‹ Back


  • For the past two decades, Electro-Media Design, Ltd. (EMD) has been our source for authoritative, unbiased design information for hospitality AV and acoustics. EMD's passion for excellence combined with their depth of experience with AV design, construction and operations benefits our Brands throughout the world. Confirmation of EMD's leadership in the industry is the International Association of Conference Centers (IACC) presentation of their highest education honor, the Pyramid Award, to EMD's President, Jeff Loether, for his promotion of design excellence through education

    Paul R. Sweeney, AIA, CS, CCS, LEED AP

    Director of Technical Services - Marriott International

  • Since the new Theater opened, our musicals have been standing room only. We are also experiencing wonderful turnout for our introduction of classical drama. It is truly a theater for the arts and not just an auditorium. Amongst schools, it is one of the finest acoustical spaces I have experienced. It is extraordinary for musicals. We recently performed Fiddler on the Roof and had five scenes out in the house. Student performers could face 360 degrees and still be understood. I have sat in all four corners of the Theater and can always hear clearly. Others have responded in the same positive way.

    Ms. Marylynne Boss, Associate Head of School

    The Academy of the Holy Cross (Kensington, MD)

  • Electro-Media Design, Ltd. hit a home run for Loews Hotels regarding our AudioVisual operations.

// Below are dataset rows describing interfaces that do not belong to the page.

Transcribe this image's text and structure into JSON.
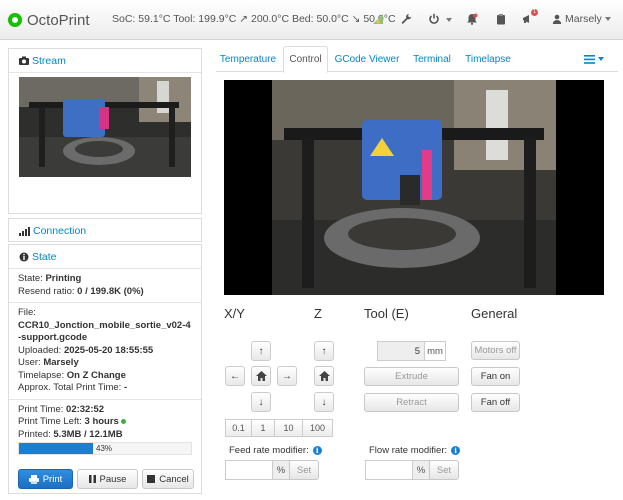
{
  "navbar": {
    "brand": "OctoPrint",
    "status": "SoC: 59.1°C Tool: 199.9°C ↗ 200.0°C Bed: 50.0°C ↘ 50.0°C",
    "notification_badge": "1",
    "user": "Marsely",
    "accent_color": "#13c100"
  },
  "sidebar": {
    "stream": {
      "title": "Stream"
    },
    "connection": {
      "title": "Connection"
    },
    "state": {
      "title": "State",
      "state_label": "State:",
      "state_value": "Printing",
      "resend_label": "Resend ratio:",
      "resend_value": "0 / 199.8K (0%)",
      "file_label": "File:",
      "file_value": "CCR10_Jonction_mobile_sortie_v02-4-support.gcode",
      "uploaded_label": "Uploaded:",
      "uploaded_value": "2025-05-20 18:55:55",
      "user_label": "User:",
      "user_value": "Marsely",
      "timelapse_label": "Timelapse:",
      "timelapse_value": "On Z Change",
      "approx_label": "Approx. Total Print Time:",
      "approx_value": "-",
      "print_time_label": "Print Time:",
      "print_time_value": "02:32:52",
      "time_left_label": "Print Time Left:",
      "time_left_value": "3 hours",
      "printed_label": "Printed:",
      "printed_value": "5.3MB / 12.1MB",
      "progress_percent": 43,
      "progress_label": "43%"
    },
    "buttons": {
      "print": "Print",
      "pause": "Pause",
      "cancel": "Cancel"
    }
  },
  "tabs": [
    {
      "label": "Temperature",
      "active": false
    },
    {
      "label": "Control",
      "active": true
    },
    {
      "label": "GCode Viewer",
      "active": false
    },
    {
      "label": "Terminal",
      "active": false
    },
    {
      "label": "Timelapse",
      "active": false
    }
  ],
  "control": {
    "xy_title": "X/Y",
    "z_title": "Z",
    "tool_title": "Tool (E)",
    "general_title": "General",
    "step_sizes": [
      "0.1",
      "1",
      "10",
      "100"
    ],
    "extrude_amount": "5",
    "extrude_unit": "mm",
    "extrude_label": "Extrude",
    "retract_label": "Retract",
    "motors_off_label": "Motors off",
    "fan_on_label": "Fan on",
    "fan_off_label": "Fan off",
    "feed_rate_label": "Feed rate modifier:",
    "flow_rate_label": "Flow rate modifier:",
    "percent_unit": "%",
    "set_label": "Set"
  }
}
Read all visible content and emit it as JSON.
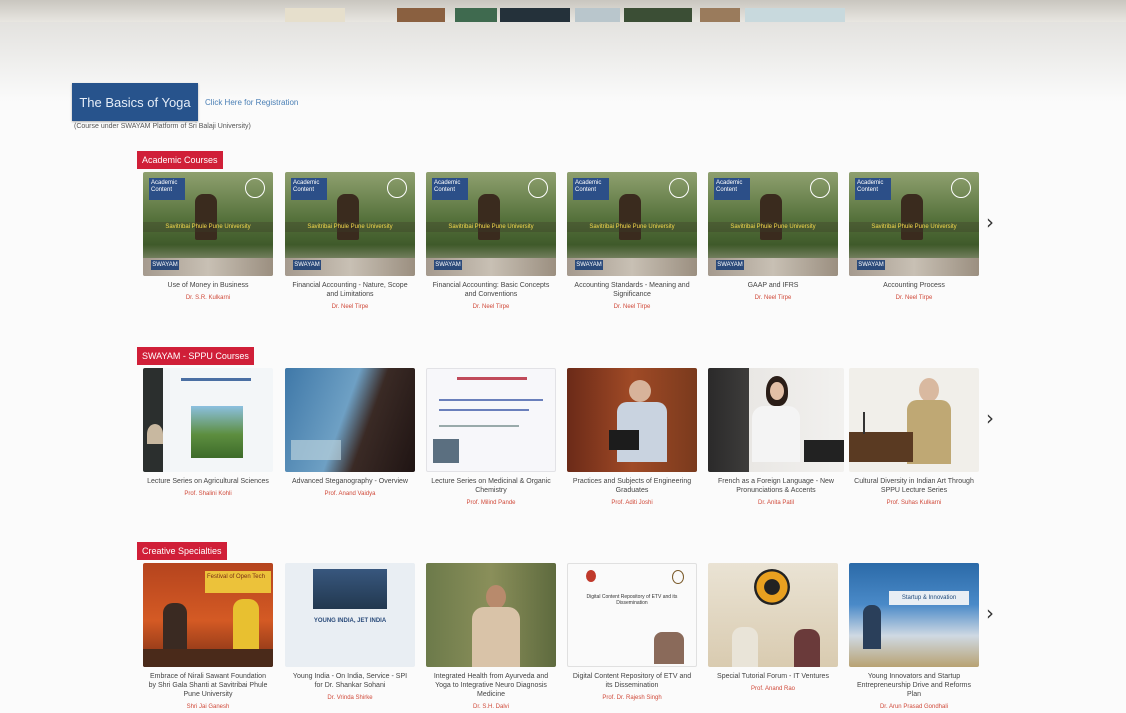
{
  "featured": {
    "banner_title": "The Basics of Yoga",
    "register_link": "Click Here for Registration",
    "subtitle": "(Course under SWAYAM Platform of Sri Balaji University)"
  },
  "sections": [
    {
      "label": "Academic Courses",
      "cards": [
        {
          "title": "Use of Money in Business",
          "author": "Dr. S.R. Kulkarni",
          "badge": "Academic Content",
          "band": "Savitribai Phule Pune University",
          "logo": "SWAYAM"
        },
        {
          "title": "Financial Accounting - Nature, Scope and Limitations",
          "author": "Dr. Neel Tirpe",
          "badge": "Academic Content",
          "band": "Savitribai Phule Pune University",
          "logo": "SWAYAM"
        },
        {
          "title": "Financial Accounting: Basic Concepts and Conventions",
          "author": "Dr. Neel Tirpe",
          "badge": "Academic Content",
          "band": "Savitribai Phule Pune University",
          "logo": "SWAYAM"
        },
        {
          "title": "Accounting Standards - Meaning and Significance",
          "author": "Dr. Neel Tirpe",
          "badge": "Academic Content",
          "band": "Savitribai Phule Pune University",
          "logo": "SWAYAM"
        },
        {
          "title": "GAAP and IFRS",
          "author": "Dr. Neel Tirpe",
          "badge": "Academic Content",
          "band": "Savitribai Phule Pune University",
          "logo": "SWAYAM"
        },
        {
          "title": "Accounting Process",
          "author": "Dr. Neel Tirpe",
          "badge": "Academic Content",
          "band": "Savitribai Phule Pune University",
          "logo": "SWAYAM"
        }
      ]
    },
    {
      "label": "SWAYAM - SPPU Courses",
      "cards": [
        {
          "title": "Lecture Series on Agricultural Sciences",
          "author": "Prof. Shalini Kohli"
        },
        {
          "title": "Advanced Steganography - Overview",
          "author": "Prof. Anand Vaidya"
        },
        {
          "title": "Lecture Series on Medicinal & Organic Chemistry",
          "author": "Prof. Milind Pande"
        },
        {
          "title": "Practices and Subjects of Engineering Graduates",
          "author": "Prof. Aditi Joshi"
        },
        {
          "title": "French as a Foreign Language - New Pronunciations & Accents",
          "author": "Dr. Anita Patil"
        },
        {
          "title": "Cultural Diversity in Indian Art Through SPPU Lecture Series",
          "author": "Prof. Suhas Kulkarni"
        }
      ]
    },
    {
      "label": "Creative Specialties",
      "cards": [
        {
          "title": "Embrace of Nirali Sawant Foundation by Shri Gala Shanti at Savitribai Phule Pune University",
          "author": "Shri Jai Ganesh",
          "banner": "Festival of Open Tech"
        },
        {
          "title": "Young India - On India, Service - SPI for Dr. Shankar Sohani",
          "author": "Dr. Vrinda Shirke",
          "banner": "YOUNG INDIA, JET INDIA"
        },
        {
          "title": "Integrated Health from Ayurveda and Yoga to Integrative Neuro Diagnosis Medicine",
          "author": "Dr. S.H. Dalvi"
        },
        {
          "title": "Digital Content Repository of ETV and its Dissemination",
          "author": "Prof. Dr. Rajesh Singh",
          "banner": "Digital Content Repository of ETV and its Dissemination"
        },
        {
          "title": "Special Tutorial Forum - IT Ventures",
          "author": "Prof. Anand Rao"
        },
        {
          "title": "Young Innovators and Startup Entrepreneurship Drive and Reforms Plan",
          "author": "Dr. Arun Prasad Gondhali",
          "banner": "Startup & Innovation"
        }
      ]
    }
  ],
  "nav": {
    "next_arrow": "›"
  },
  "colors": {
    "section_label": "#d01f38",
    "featured_banner": "#27538c",
    "author_text": "#d04a3a"
  }
}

Their efforts resulted in significant savings and increased revenues for our entire portfolio. They understand the AV business inside and out, and balanced the needs and interests of everyone involved. We highly recommend Electro-Media Design, Ltd. to anyone looking for improved service and profitability in their hotel's AV departments.

    Bruce Green

    Corporate Director of Purchasing - Loews Hotels

  • Jeff is the most knowledgeable and personable AudioVisual designer I have ever worked with and there have been a few. He literally wrote the book on effective audio systems for hospitality AV systems. He really knows how to 'rock the house'!

    Donald Noveau, AIA

    Director of Pre-Construction Services at Jonathan Nehmer+ Associates, Inc.

  • I have known Jeff for well over 15 years and during this time my respect for his professionalism and expertise in the field of meeting technology has continued to grow. As the President of a Global Organization, IACC, I have the opportunity to interact with specialists from around the world. In my opinion, Jeff is at the top of the pack and is my primary "go to" person for information and advice for the design and operation of exceptional meeting facilities. Aside from his expertise, Jeff is an engaged and generous contributor to the meetings industry. He gives freely of his time and is genuinely interested in improving the meetings industry. Of all his assets, I am most drawn into his passion. It is highly contagious!

    Neil Pompan

    President at Pompan Hospitality Group

  • People who have strong experience and intimate perspectives on multiple industries are rare indeed. Jeff Loether is one of those people. Part system designer, part product designer, part hospitality market expert, Jeff combines training, experience, creativity, heart, and street smarts relative to audio/video (AV) systems in public meeting and entertainment spaces. His unique--often uncanny--ability to size up a problem or design challenge makes him a "go to" person for the integrated AV systems industry.

    John Stiernberg

    Founder and Principal Consultant, Stiernberg Consulting